Task brief >> Apart from the pictures, every entry below must be given again exactly.

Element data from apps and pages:

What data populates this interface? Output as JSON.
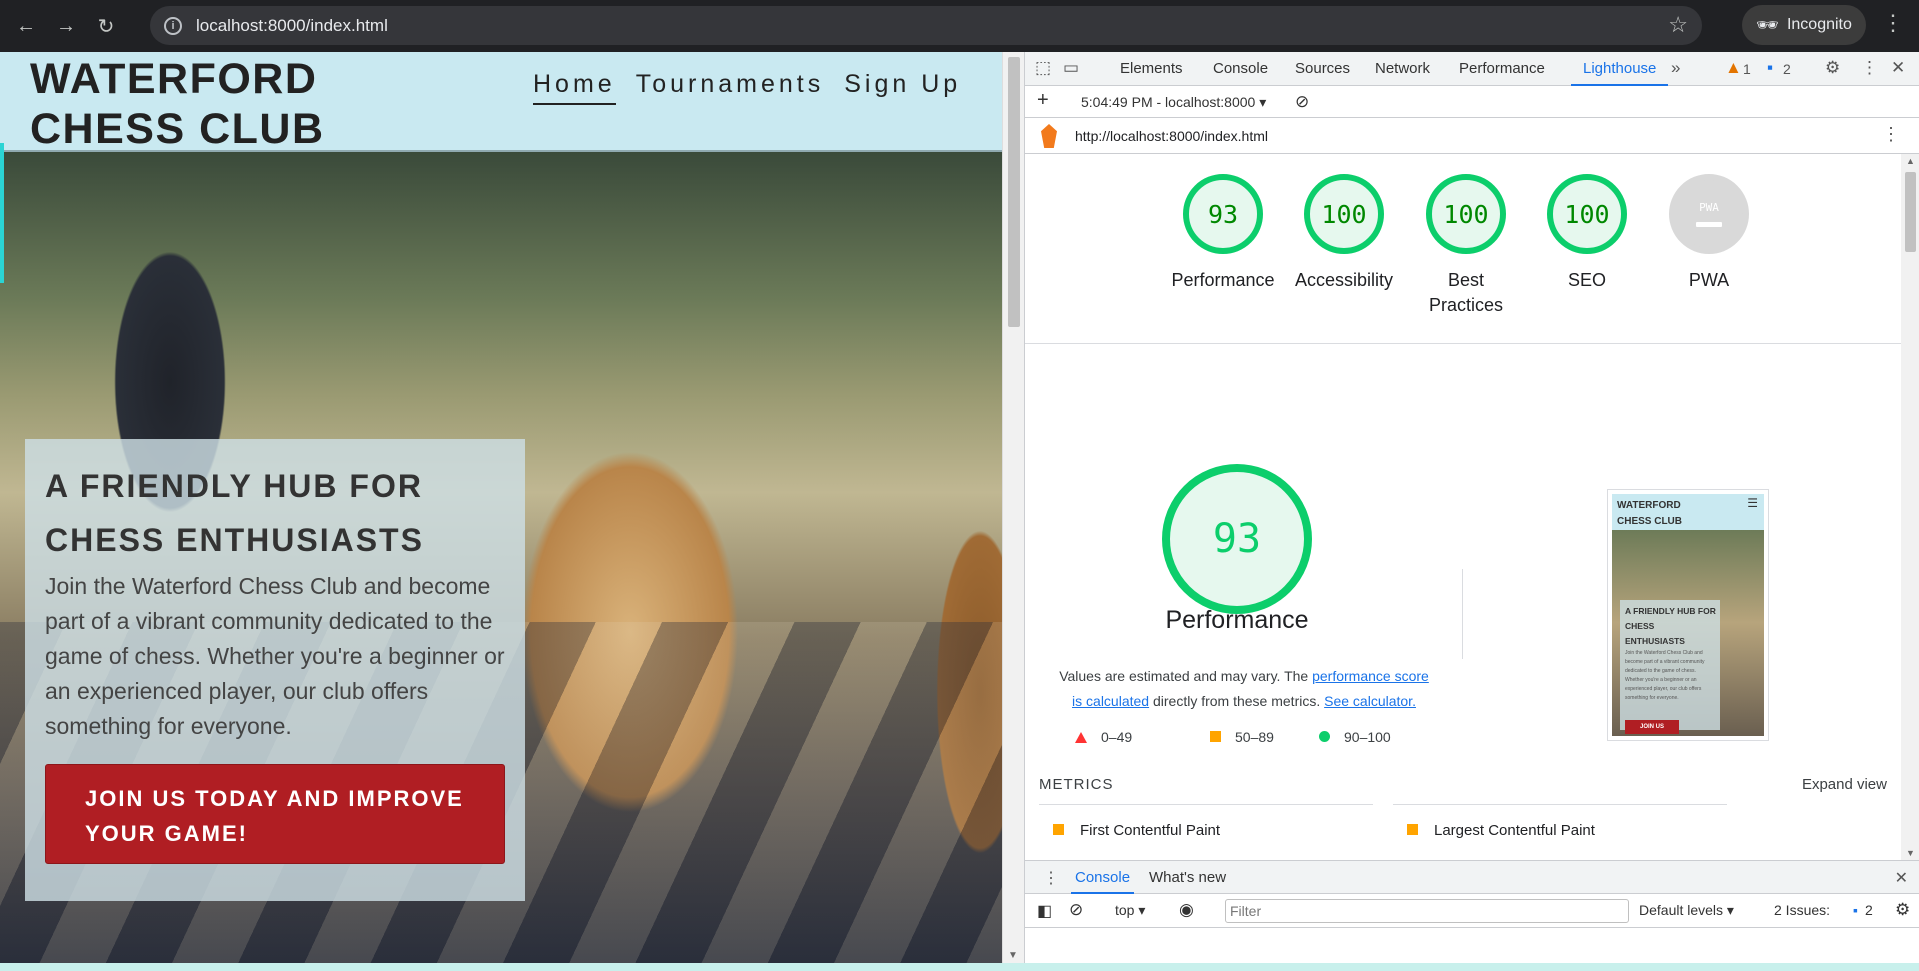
{
  "browser": {
    "url": "localhost:8000/index.html",
    "profile": "Incognito"
  },
  "site": {
    "logo_line1": "WATERFORD",
    "logo_line2": "CHESS CLUB",
    "nav": [
      "Home",
      "Tournaments",
      "Sign Up"
    ],
    "hero_heading_line1": "A FRIENDLY HUB FOR",
    "hero_heading_line2": "CHESS ENTHUSIASTS",
    "hero_text": "Join the Waterford Chess Club and become part of a vibrant community dedicated to the game of chess. Whether you're a beginner or an experienced player, our club offers something for everyone.",
    "cta_line1": "JOIN US TODAY AND IMPROVE",
    "cta_line2": "YOUR GAME!"
  },
  "devtools": {
    "tabs": [
      "Elements",
      "Console",
      "Sources",
      "Network",
      "Performance",
      "Lighthouse"
    ],
    "active_tab": "Lighthouse",
    "warnings_count": "1",
    "messages_count": "2",
    "report_time": "5:04:49 PM - localhost:8000",
    "report_url": "http://localhost:8000/index.html",
    "scores": [
      {
        "label": "Performance",
        "score": "93"
      },
      {
        "label": "Accessibility",
        "score": "100"
      },
      {
        "label": "Best",
        "label2": "Practices",
        "score": "100"
      },
      {
        "label": "SEO",
        "score": "100"
      },
      {
        "label": "PWA",
        "score": "PWA"
      }
    ],
    "performance": {
      "score": "93",
      "title": "Performance",
      "note_prefix": "Values are estimated and may vary. The ",
      "note_link1a": "performance score",
      "note_link1b": "is calculated",
      "note_mid": " directly from these metrics. ",
      "note_link2": "See calculator.",
      "legend": [
        "0–49",
        "50–89",
        "90–100"
      ]
    },
    "thumbnail": {
      "logo": "WATERFORD CHESS CLUB",
      "heading": "A FRIENDLY HUB FOR CHESS ENTHUSIASTS",
      "text": "Join the Waterford Chess Club and become part of a vibrant community dedicated to the game of chess. Whether you're a beginner or an experienced player, our club offers something for everyone.",
      "button": "JOIN US"
    },
    "metrics_label": "METRICS",
    "expand_view": "Expand view",
    "metrics": [
      "First Contentful Paint",
      "Largest Contentful Paint"
    ],
    "drawer_tabs": [
      "Console",
      "What's new"
    ],
    "console": {
      "context": "top",
      "filter_placeholder": "Filter",
      "levels": "Default levels",
      "issues_label": "2 Issues:",
      "issues_count": "2"
    }
  },
  "colors": {
    "brand_red": "#b01e23",
    "header_bg": "#c9e9f1",
    "score_green": "#0cce6b",
    "devtools_accent": "#1a73e8"
  }
}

Solution to the exercise >>
What data populates this interface? Output as JSON.
{
  "browser": {
    "url": "localhost:8000/index.html",
    "profile": "Incognito"
  },
  "site": {
    "logo_line1": "WATERFORD",
    "logo_line2": "CHESS CLUB",
    "nav": [
      "Home",
      "Tournaments",
      "Sign Up"
    ],
    "hero_heading_line1": "A FRIENDLY HUB FOR",
    "hero_heading_line2": "CHESS ENTHUSIASTS",
    "hero_text": "Join the Waterford Chess Club and become part of a vibrant community dedicated to the game of chess. Whether you're a beginner or an experienced player, our club offers something for everyone.",
    "cta_line1": "JOIN US TODAY AND IMPROVE",
    "cta_line2": "YOUR GAME!"
  },
  "devtools": {
    "tabs": [
      "Elements",
      "Console",
      "Sources",
      "Network",
      "Performance",
      "Lighthouse"
    ],
    "active_tab": "Lighthouse",
    "warnings_count": "1",
    "messages_count": "2",
    "report_time": "5:04:49 PM - localhost:8000",
    "report_url": "http://localhost:8000/index.html",
    "scores": [
      {
        "label": "Performance",
        "score": "93"
      },
      {
        "label": "Accessibility",
        "score": "100"
      },
      {
        "label": "Best",
        "label2": "Practices",
        "score": "100"
      },
      {
        "label": "SEO",
        "score": "100"
      },
      {
        "label": "PWA",
        "score": "PWA"
      }
    ],
    "performance": {
      "score": "93",
      "title": "Performance",
      "note_prefix": "Values are estimated and may vary. The ",
      "note_link1a": "performance score",
      "note_link1b": "is calculated",
      "note_mid": " directly from these metrics. ",
      "note_link2": "See calculator.",
      "legend": [
        "0–49",
        "50–89",
        "90–100"
      ]
    },
    "thumbnail": {
      "logo": "WATERFORD CHESS CLUB",
      "heading": "A FRIENDLY HUB FOR CHESS ENTHUSIASTS",
      "text": "Join the Waterford Chess Club and become part of a vibrant community dedicated to the game of chess. Whether you're a beginner or an experienced player, our club offers something for everyone.",
      "button": "JOIN US"
    },
    "metrics_label": "METRICS",
    "expand_view": "Expand view",
    "metrics": [
      "First Contentful Paint",
      "Largest Contentful Paint"
    ],
    "drawer_tabs": [
      "Console",
      "What's new"
    ],
    "console": {
      "context": "top",
      "filter_placeholder": "Filter",
      "levels": "Default levels",
      "issues_label": "2 Issues:",
      "issues_count": "2"
    }
  },
  "colors": {
    "brand_red": "#b01e23",
    "header_bg": "#c9e9f1",
    "score_green": "#0cce6b",
    "devtools_accent": "#1a73e8"
  }
}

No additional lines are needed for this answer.